## EXERCISE BRIEF
Pictures appear among the records. Write out all else exactly as it stands.

- - -

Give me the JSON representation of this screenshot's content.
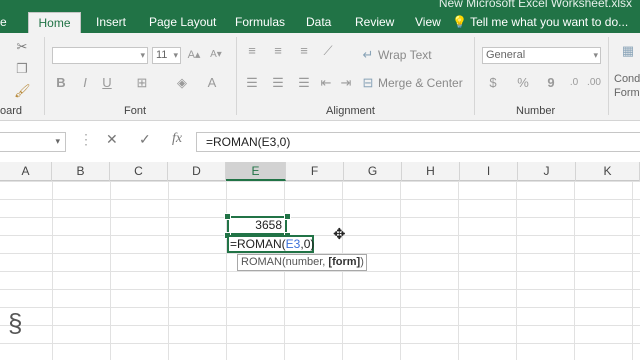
{
  "window": {
    "title": "New Microsoft Excel Worksheet.xlsx"
  },
  "tabs": [
    {
      "label": "Home"
    },
    {
      "label": "Insert"
    },
    {
      "label": "Page Layout"
    },
    {
      "label": "Formulas"
    },
    {
      "label": "Data"
    },
    {
      "label": "Review"
    },
    {
      "label": "View"
    }
  ],
  "tell_me": {
    "placeholder": "Tell me what you want to do..."
  },
  "ribbon": {
    "clipboard_label": "oard",
    "font_label": "Font",
    "font_size": "11",
    "font_bold": "B",
    "font_italic": "I",
    "font_underline": "U",
    "alignment_label": "Alignment",
    "wrap_text": "Wrap Text",
    "merge_center": "Merge & Center",
    "number_label": "Number",
    "number_format": "General",
    "currency": "$",
    "percent": "%",
    "comma": "9",
    "conditional_1": "Cond",
    "conditional_2": "Forma"
  },
  "formula_bar": {
    "cancel": "✕",
    "enter": "✓",
    "fx": "fx",
    "formula": "=ROMAN(E3,0)"
  },
  "columns": [
    "A",
    "B",
    "C",
    "D",
    "E",
    "F",
    "G",
    "H",
    "I",
    "J",
    "K"
  ],
  "selected_column": "E",
  "cells": {
    "E3_value": "3658",
    "edit_prefix": "=ROMAN(",
    "edit_ref": "E3",
    "edit_suffix": ",0)",
    "tooltip_fn": "ROMAN(number, ",
    "tooltip_arg": "[form]",
    "tooltip_close": ")"
  },
  "colors": {
    "accent": "#217346",
    "reference": "#3a6fd8"
  }
}
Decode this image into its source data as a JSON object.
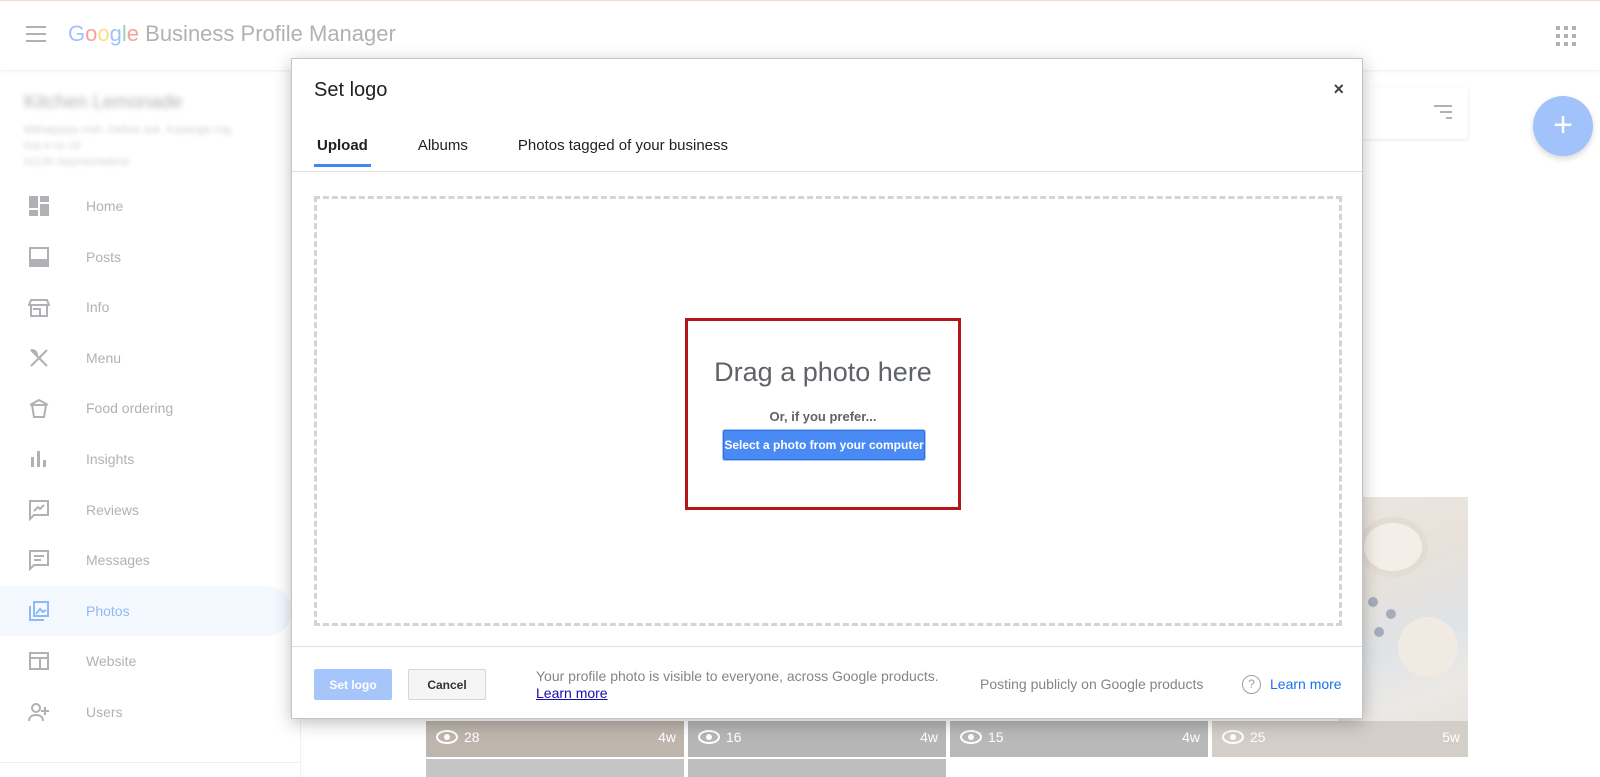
{
  "header": {
    "brand_google": [
      "G",
      "o",
      "o",
      "g",
      "l",
      "e"
    ],
    "brand_google_colors": [
      "#4285f4",
      "#ea4335",
      "#fbbc05",
      "#4285f4",
      "#34a853",
      "#ea4335"
    ],
    "brand_rest": "Business Profile Manager"
  },
  "business": {
    "name": "Kitchen Lemonade",
    "address_line1": "Mithatpaşa mah. Define sok. Kasaoglu Ing.",
    "address_line2": "Kat 4 no 19",
    "address_line3": "01130 Seyhan/Adana"
  },
  "sidebar": {
    "items": [
      {
        "label": "Home",
        "icon": "dashboard-icon"
      },
      {
        "label": "Posts",
        "icon": "posts-icon"
      },
      {
        "label": "Info",
        "icon": "store-icon"
      },
      {
        "label": "Menu",
        "icon": "fork-knife-icon"
      },
      {
        "label": "Food ordering",
        "icon": "takeout-icon"
      },
      {
        "label": "Insights",
        "icon": "bar-chart-icon"
      },
      {
        "label": "Reviews",
        "icon": "rate-review-icon"
      },
      {
        "label": "Messages",
        "icon": "message-icon"
      },
      {
        "label": "Photos",
        "icon": "photo-library-icon",
        "active": true
      },
      {
        "label": "Website",
        "icon": "web-icon"
      },
      {
        "label": "Users",
        "icon": "person-add-icon"
      }
    ]
  },
  "photos": {
    "thumbs": [
      {
        "views": "28",
        "age": "4w"
      },
      {
        "views": "16",
        "age": "4w"
      },
      {
        "views": "15",
        "age": "4w"
      },
      {
        "views": "25",
        "age": "5w"
      }
    ]
  },
  "fab_label": "+",
  "dialog": {
    "title": "Set logo",
    "close": "×",
    "tabs": [
      "Upload",
      "Albums",
      "Photos tagged of your business"
    ],
    "active_tab": "Upload",
    "drag_text": "Drag a photo here",
    "or_text": "Or, if you prefer...",
    "select_button": "Select a photo from your computer",
    "set_logo_button": "Set logo",
    "cancel_button": "Cancel",
    "visibility_text": "Your profile photo is visible to everyone, across Google products.",
    "learn_more": "Learn more",
    "posting_text": "Posting publicly on Google products",
    "help_glyph": "?",
    "learn_more_2": "Learn more"
  },
  "colors": {
    "accent": "#4285f4",
    "highlight": "#b3151d",
    "active_nav_bg": "#e8f0fe"
  }
}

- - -

## PROBLEM SOLUTION
Give me the JSON representation of this screenshot's content.
{
  "window": {
    "title": "New Microsoft Excel Worksheet.xlsx"
  },
  "tabs": [
    {
      "label": "Home"
    },
    {
      "label": "Insert"
    },
    {
      "label": "Page Layout"
    },
    {
      "label": "Formulas"
    },
    {
      "label": "Data"
    },
    {
      "label": "Review"
    },
    {
      "label": "View"
    }
  ],
  "tell_me": {
    "placeholder": "Tell me what you want to do..."
  },
  "ribbon": {
    "clipboard_label": "oard",
    "font_label": "Font",
    "font_size": "11",
    "font_bold": "B",
    "font_italic": "I",
    "font_underline": "U",
    "alignment_label": "Alignment",
    "wrap_text": "Wrap Text",
    "merge_center": "Merge & Center",
    "number_label": "Number",
    "number_format": "General",
    "currency": "$",
    "percent": "%",
    "comma": "9",
    "conditional_1": "Cond",
    "conditional_2": "Forma"
  },
  "formula_bar": {
    "cancel": "✕",
    "enter": "✓",
    "fx": "fx",
    "formula": "=ROMAN(E3,0)"
  },
  "columns": [
    "A",
    "B",
    "C",
    "D",
    "E",
    "F",
    "G",
    "H",
    "I",
    "J",
    "K"
  ],
  "selected_column": "E",
  "cells": {
    "E3_value": "3658",
    "edit_prefix": "=ROMAN(",
    "edit_ref": "E3",
    "edit_suffix": ",0)",
    "tooltip_fn": "ROMAN(number, ",
    "tooltip_arg": "[form]",
    "tooltip_close": ")"
  },
  "colors": {
    "accent": "#217346",
    "reference": "#3a6fd8"
  }
}
Decode this image into its source data as a JSON object.
{
  "header": {
    "brand_google": [
      "G",
      "o",
      "o",
      "g",
      "l",
      "e"
    ],
    "brand_google_colors": [
      "#4285f4",
      "#ea4335",
      "#fbbc05",
      "#4285f4",
      "#34a853",
      "#ea4335"
    ],
    "brand_rest": "Business Profile Manager"
  },
  "business": {
    "name": "Kitchen Lemonade",
    "address_line1": "Mithatpaşa mah. Define sok. Kasaoglu Ing.",
    "address_line2": "Kat 4 no 19",
    "address_line3": "01130 Seyhan/Adana"
  },
  "sidebar": {
    "items": [
      {
        "label": "Home",
        "icon": "dashboard-icon"
      },
      {
        "label": "Posts",
        "icon": "posts-icon"
      },
      {
        "label": "Info",
        "icon": "store-icon"
      },
      {
        "label": "Menu",
        "icon": "fork-knife-icon"
      },
      {
        "label": "Food ordering",
        "icon": "takeout-icon"
      },
      {
        "label": "Insights",
        "icon": "bar-chart-icon"
      },
      {
        "label": "Reviews",
        "icon": "rate-review-icon"
      },
      {
        "label": "Messages",
        "icon": "message-icon"
      },
      {
        "label": "Photos",
        "icon": "photo-library-icon",
        "active": true
      },
      {
        "label": "Website",
        "icon": "web-icon"
      },
      {
        "label": "Users",
        "icon": "person-add-icon"
      }
    ]
  },
  "photos": {
    "thumbs": [
      {
        "views": "28",
        "age": "4w"
      },
      {
        "views": "16",
        "age": "4w"
      },
      {
        "views": "15",
        "age": "4w"
      },
      {
        "views": "25",
        "age": "5w"
      }
    ]
  },
  "fab_label": "+",
  "dialog": {
    "title": "Set logo",
    "close": "×",
    "tabs": [
      "Upload",
      "Albums",
      "Photos tagged of your business"
    ],
    "active_tab": "Upload",
    "drag_text": "Drag a photo here",
    "or_text": "Or, if you prefer...",
    "select_button": "Select a photo from your computer",
    "set_logo_button": "Set logo",
    "cancel_button": "Cancel",
    "visibility_text": "Your profile photo is visible to everyone, across Google products.",
    "learn_more": "Learn more",
    "posting_text": "Posting publicly on Google products",
    "help_glyph": "?",
    "learn_more_2": "Learn more"
  },
  "colors": {
    "accent": "#4285f4",
    "highlight": "#b3151d",
    "active_nav_bg": "#e8f0fe"
  }
}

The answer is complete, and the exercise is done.